Dr. Charalambos Paraskeva is an archaeologist specialising in the prehistoric archaeology of Cyprus, who also has extensive experience in digital humanities. He holds a degree in History and Archaeology (2004-2008) from the University of Cyprus, an MSc in Mediterranean Archaeology (2008-2010), and a PhD in Archaeology (2010-2015) from the University of Edinburgh, while as part of his commitment to lifelong learning he has completed from 2014 until now 79 MOOC courses on various topics (artificial intelligence, programming, spatial analysis, statistics, pedagogy, graphic design, photogrammetry). In the past he worked as an external associate at the Cyprus Food and Nutrition Museum (2014-2016), as a special scientist (2016), postdoctoral researcher (2016-2019), and research associate (2019-2020) at the University of Cyprus, and as a research associate ( 2018-2019) at the Hellenic Foundation for Research and Innovation, while now he is working as a special scientist (2020-2021) at the University of Cyprus, as a specialist in artefacts digitization (2019-2021) at the Holy Archbishopric of Cyprus, and as a postdoctoral fellow at the Cyprus-American Archaeological Research Institute (2021-2022). He has collaborated to date with a number of research projects (ARCANE-RG3, CARMA, CP, SL, SeSaLaC, CyCoMed, UnSaLa-CY, RURAL-CY, ReCult), participated in several excavation projects (Palaepaphos Urban Landscape Project, Prastio- Archaeological Excavation, Erimi-Pamboula excavations, Souskiou Project, Kissonerga-Skalia Excavation, Elaborating Early Neolithic Cyprus, Geroskipou-Agioi Pente Excavations, Paphos Theatre Archaeological Project) and surface surveys (Settled and Sacred Landscapes of Cyprus, Lophou Archaeological); while to date, he has edited a volume, published 17 studies in peer-reviewed scientific journals and volumes, developed 7 archaeological software packages, and gave 25 presentations at conferences and workshops or as invited solo lectures.

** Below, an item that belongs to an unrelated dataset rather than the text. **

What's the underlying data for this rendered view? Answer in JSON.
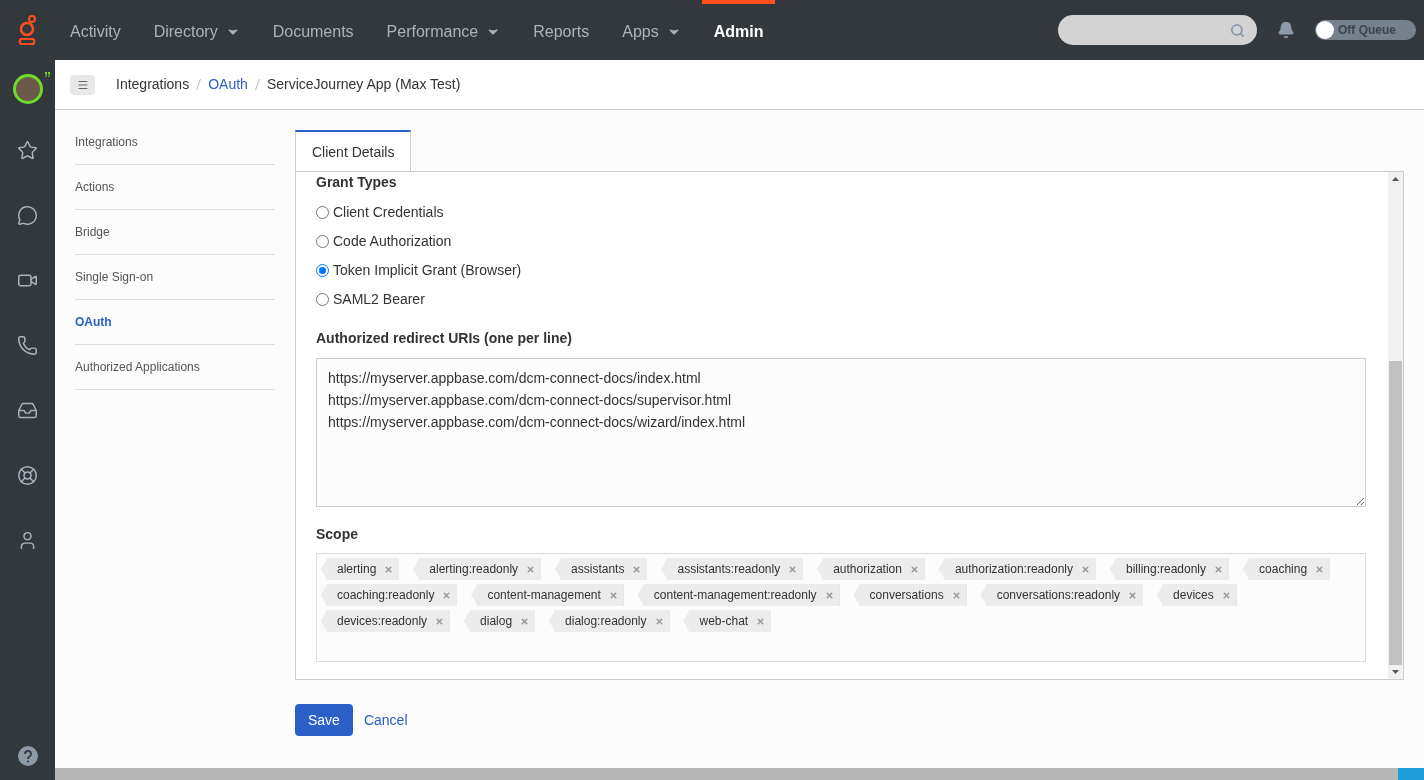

His research interests include prehistoric archaeology (small-scale societies, sociocultural change, trade and exchange, social complexity), methods and techniques in archaeology (pottery typology, survey and excavation methods), digital humanities (databases in archaeology, statistical methods in archaeology, 2D and 3D digitisation), landscape archaeology (GIS analyses, landscape studies, survey), and theoretical archaeology (materialism, assemblage theory, complexity theory). Beyond academic research, he is a technology aficionado, a mathematics enthusiast, a self-taught programmer, and an amateur digital graphics artist and photographer.
Philippa Mary Steele